As I passed from one exhibit to another, I couldn’t help but marvel at the at-times dystopian feel of these reimagined spaces. I was reminded of the high street in my own hometown, filled with charity shops, takeaways, and boarded-up storefronts. It is like witnessing the long, drawn-out death of a community—rather depressing. But this is not the case in Nakanojo’s old schoolhouses, empty shops, and gutted bathrooms. Ordinary, purposeful spaces. While the art re-envision the spaces, their previous functions are never forgotten or ignored.

As I gingerly made my way up those steep slopes, I thought about the many elementary school students that had trudged their way up the hill over the years, with their bags overladen with books. Inside the schools, I noticed the worn wooden benches, faded photographs and un-ticked clocks.
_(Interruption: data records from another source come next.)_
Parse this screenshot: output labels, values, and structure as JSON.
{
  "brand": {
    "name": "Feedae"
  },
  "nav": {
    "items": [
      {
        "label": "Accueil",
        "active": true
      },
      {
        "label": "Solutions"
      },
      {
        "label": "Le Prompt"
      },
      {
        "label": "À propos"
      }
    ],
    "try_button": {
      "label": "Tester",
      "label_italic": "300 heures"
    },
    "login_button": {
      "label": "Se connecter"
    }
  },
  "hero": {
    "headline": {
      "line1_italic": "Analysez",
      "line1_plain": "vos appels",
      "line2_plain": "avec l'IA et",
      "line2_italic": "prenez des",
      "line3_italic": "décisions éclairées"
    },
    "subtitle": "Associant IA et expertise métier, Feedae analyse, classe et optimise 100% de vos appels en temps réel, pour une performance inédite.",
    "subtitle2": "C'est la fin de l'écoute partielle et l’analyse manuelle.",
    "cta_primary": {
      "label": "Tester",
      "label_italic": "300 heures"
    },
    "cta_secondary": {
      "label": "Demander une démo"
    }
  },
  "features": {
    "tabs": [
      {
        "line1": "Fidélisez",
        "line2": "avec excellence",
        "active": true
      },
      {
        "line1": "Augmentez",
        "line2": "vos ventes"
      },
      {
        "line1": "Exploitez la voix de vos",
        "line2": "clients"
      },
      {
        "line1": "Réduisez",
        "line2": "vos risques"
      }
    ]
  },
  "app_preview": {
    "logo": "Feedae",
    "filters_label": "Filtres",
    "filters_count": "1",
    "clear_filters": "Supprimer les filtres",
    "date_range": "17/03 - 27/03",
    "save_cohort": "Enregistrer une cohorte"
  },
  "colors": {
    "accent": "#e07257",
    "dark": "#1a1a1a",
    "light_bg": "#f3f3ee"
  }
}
All the desks, chairs and books that were once intricately sewn into the fabric of everyday life in this mountain town were now stacked up in corridors to make way for the new life that the festival breathes into the town. Moved, but still there. In spite of their functional obsolescence, these objects and spaces don’t stop existing. In a sense, the very obsolescence of an object gives birth to its new purpose—to remind us of the shortness of human memory; permanent evidence of the temporality of everyday life. 

Why is it that the things that were once so mundane and insignificant, become the most significant once they have fallen out of use? It is a quirk of human memory that the things you do the most often are the things that you forget the fastest. Each new iteration of the event overwrites the previous, so while you might have lots of memories of exciting weekend outings, you may have little to no memory of your morning routine and what you ate for breakfast. Maybe this is why glimpses of the everyday things that you forgot bring up the most emotion and nostalgia.

As an amateur street photographer, I am deeply fascinated by the blurring of the ordinary and extraordinary wrought by the passage of time. When I first picked up my camera with the intention of trying to preserve some of the essence of ordinary life, a few people asked me why I bother. Sometimes my requests for a photo of friends and family would be met with audible groans. Why do you need a photo of this? There’s nothing special about it. And yet, that is why there must be a photo of it. As the months, years, and decades pass, the once mundane photos become ever more interesting. One day, they’ll see the photo they groaned about and think “Wow! Look at our old TV! The screen was so small!,” “I wore that t-shirt so much, I loved it!,” “I don’t remember the walls being that colour.” Of course, I don’t take a photo of absolutely everything I do—it is inevitable that some things are lost to time—but I think it is important to keep snippets of the ordinary in some way, be that through photography, a journal, or an old family recipe. Those snippets are what make culture and beloved tradition. Do something to remember your bedroom (as you live in it now; not made beautiful for the sake of a photo), your dinners on a weeknight, the video game that you played for hours every day one summer. It might not end up in a museum of times passed, but one day you’ll be glad to remember it.

Nakanojo Biennale is an unmissable part of the art calendar. There are so many exhibits and events happening throughout the month that every visit promises to be an entirely unique experience. I only managed to see the Isama, Shima, and main town areas when I was there, and I am eager to revisit if I ever have the privilege. I recommend going in blind as I did to find new experiences and ideas around every corner.

Holly Walder is a second-year ALT in Gunma Prefecture, and the Fashion Editor of CONNECT. Her favourite type of art is the kind you find in the everyday when you aren’t looking for it.